Hurry! This massive Dyson Airwrap discount means stocks won’t last long

The Dyson Airwrap in its box with all of its parts, a sign next to it says Big Savings.
(Image credit: Future)

UPDATE (Nov 13, 3pm AEDT): David Jones is offering the Dyson Airwrap for AU$599 – which is now the lowest price we've seen yet – and if you'd rather buy from Dyson, you can ask the British brand to price match and pick up the exact same model of the multistyler direct for AU$599. Our original article continues below...

If you’re after a rare Dyson Airwrap deal then you need to act fast as they’re discounted to what could well be their best price yet – and the offer comes directly from Dyson itself. 

Last November, the Airwrap was going for a little over AU$700 for the Complete package, available directly from Dyson and some other major retailers, and it was AU$250 off in June this year. This Black Friday offer beats them both, making it the best discount we've seen from Dyson to date.

That is a pretty decent saving and we suspect it's going to prove really popular. So you'd better hurry if you really want to get your hands on an Airwrap – treat yourself or a loved this Christmas with gorgeous tresses.

Dyson Airwrap CompleteAU$949AU$697 at Dyson

Dyson Airwrap Complete | AU$949 AU$697 at Dyson (save AU$252)

From the day it was first announced, the Airwrap has been supremely popular. It's the all-in-one hair tool that dries and styles at the same time, using innovative airflow that makes Formula 1 cars go fast. Not only does this result in more effective drying and styling, but it also prevents heat damage. There are different models for long and short hair, all discounted to the same price, so choose carefully depending on your needs. 

Available in multiple colourways, including:
Copper/Nickel for long hair
Nickel/Copper for chest-length hair
Prussian Blue/Copper for short hair
Copper/Nickel for short hair
Fuschia/Nickel for short hair

Want to find out more about these discounted gadgets? In our three-and-a-half-star Dyson Airwrap review we complimented the innovative beauty product, but we found that it was very expensive for what you get (that's not so much of a problem thanks to this Black Friday deal).

Designed with the same precision care that's so typical to Dyson, the Airwrap was made to get gorgeous styles at home really quickly. While it can handle straight or wavy hair, it's not best suited for very curly or tightly coiled Type 4 hair.

Despite being called the Complete package, the Dyson Airwrap doesn't ship with a curl-defining diffuser like some other multistylers do – like the Shark FlexStyle for example.

The main reason behind this exclusion is that the Airwrap has been designed to actually add curls or waves to straight or slightly wavy hair. It's not best as straightening out tightly curled hair.

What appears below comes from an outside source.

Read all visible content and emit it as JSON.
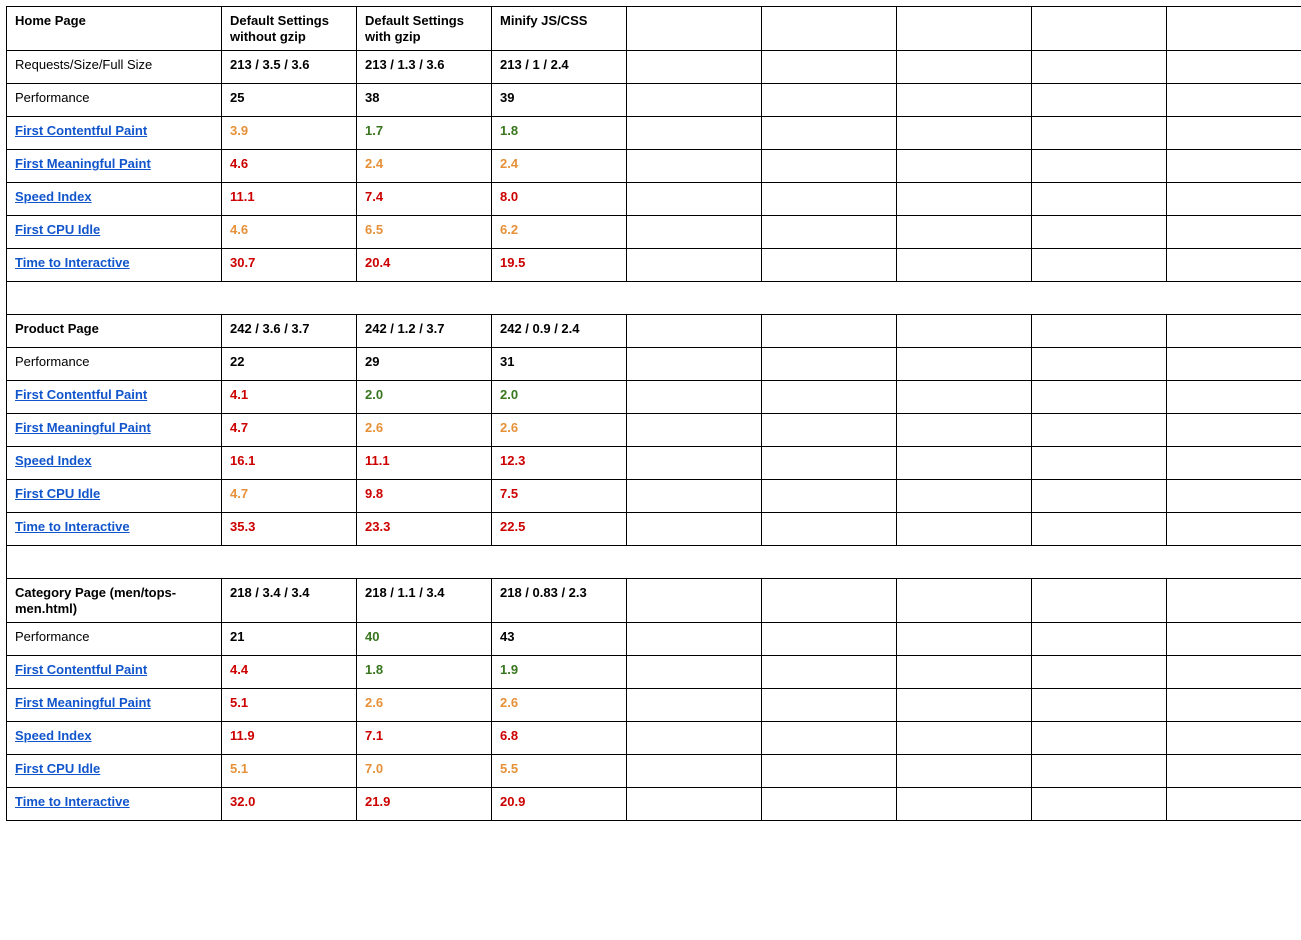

If you think it will suit your hair type, then styling your tresses into luxurious looks will be easy and done without using excessive heat. So not only will it minimise heat damage, you can say goodbye to dryness and frizz.

In place of extreme heat, the Airwrap uses warm air to create an aerodynamic phenomenon called the Coanda effect (Formula 1 fans will be familiar with this terminology). This attracts hair towards the barrel and can wrap it around to create curls.

Alternatively, it can propel air along the hair strands – in the same way a hair dryer is used when blow drying – to create a sleek, smooth style, and can make styling your hair far easier.

As you can see from the offer listed above, there are three types of Airwraps to choose from, each suited to a specific length of hair, so choose your model carefully.

Sharmishta Sarkar
Managing Editor (APAC)

Sharmishta is TechRadar's APAC Managing Editor and loves all things photography, something she discovered while chasing monkeys in the wilds of India (she studied to be a primatologist but has since left monkey business behind). While she's happiest with a camera in her hand, she's also an avid reader and has become a passionate proponent of ereaders, having appeared on Singaporean radio to talk about the convenience of these underrated devices. When she's not testing camera kits or the latest in e-paper tablets, she's discovering the joys and foibles of smart home gizmos. She's also the Australian Managing Editor of Digital Camera World and, if that wasn't enough, she contributes to T3 and Tom's Guide, while also working on two of Future's photography print magazines Down Under.